As Toni Morrison put it, the process of becoming who you’re meant to be is not inevitable: “its achievement is a difficult beauty, an intensely hard won glory.”

I want to add that the process of figuring out who you are — figuring out not only what you want, but, more importantly, what you need — is empirical. It cannot be approached theoretically. You have to actually get out there and try things (jobs, responsibilities, daily routines, approaches to your writing practice, relationships, lifestyles), and fail and fail and fail, and get up each time.

After every experience, you’ll have tested a hypothesis about yourself in the real world; hence, you can revise your map of who you know yourself to be. In the long run, it’s a small price to pay.

If you, like me, struggle with believing in yourself, try placing your faith in something bigger than just you (like your friends, community, or a higher power.) This process is, at its core, a spiritual one.
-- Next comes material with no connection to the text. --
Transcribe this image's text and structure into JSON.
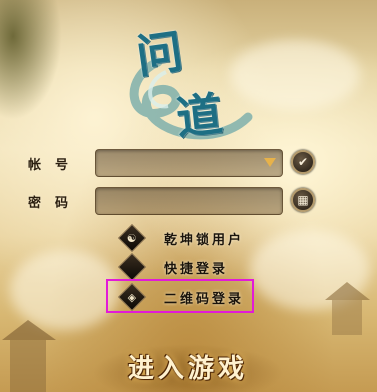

5) When you love yourself, you value yourself — you value your time, and you’ll spend it better. Whenever you feel self-pity, despair, or self-loathing, allow yourself a few moments to experience the entire life span of that emotion as it moves through your body, like a painful shit. Treasure the moments when you are happy or peaceful; as Thich Nhat Han points out, a non-toothache is a pleasant sensation.

Picture yourself as a little child, and picture me standing next to you, giving you a great big hug. Remember that I’m just a phone call away.

With all this being said, I don’t want you to work harder if it means you’re going to be unhappy. Hard work is important, but happiness is more importanter. Part of me wishes I could shield you from the evils of the world, but doing so would leave you anemic, and I don’t want that for you. We can’t avoid suffering and pain, but we don’t have to do this whole “growing up” thing by ourselves.

Courage. Resilience. Faith. We are in this together.

Love,

Emily

PS: Here are some extra credit readings.

1) Mindset: The New Psychology of Success by Carol Dweck

2) The Defining Decade by Meg Jay

3) Bird by Bird by Anne Lamott

4) The Obstacle is the Way by Ryan Holiday

5) The Concise Mastery by Robert Greene

6) Daring Greatly by Brene Brown

7) Big Magic by Elizabeth Gilbert

8) Ego is the Enemy by Ryan Holiday

9) Tuesdays with Morrie by Mitch Albom

10) Peace Is Every Step by Thich Nhat Han

[1] Some of these concepts about friendship come from Aristotle and Cicero. They argue that real friendship ought to be based on virtue, not pleasure or utility. I agree when it comes to your inner circle of friends, but you do need a healthy network of friendly acquaintances. Weak ties are important for getting connected to new information and opportunities.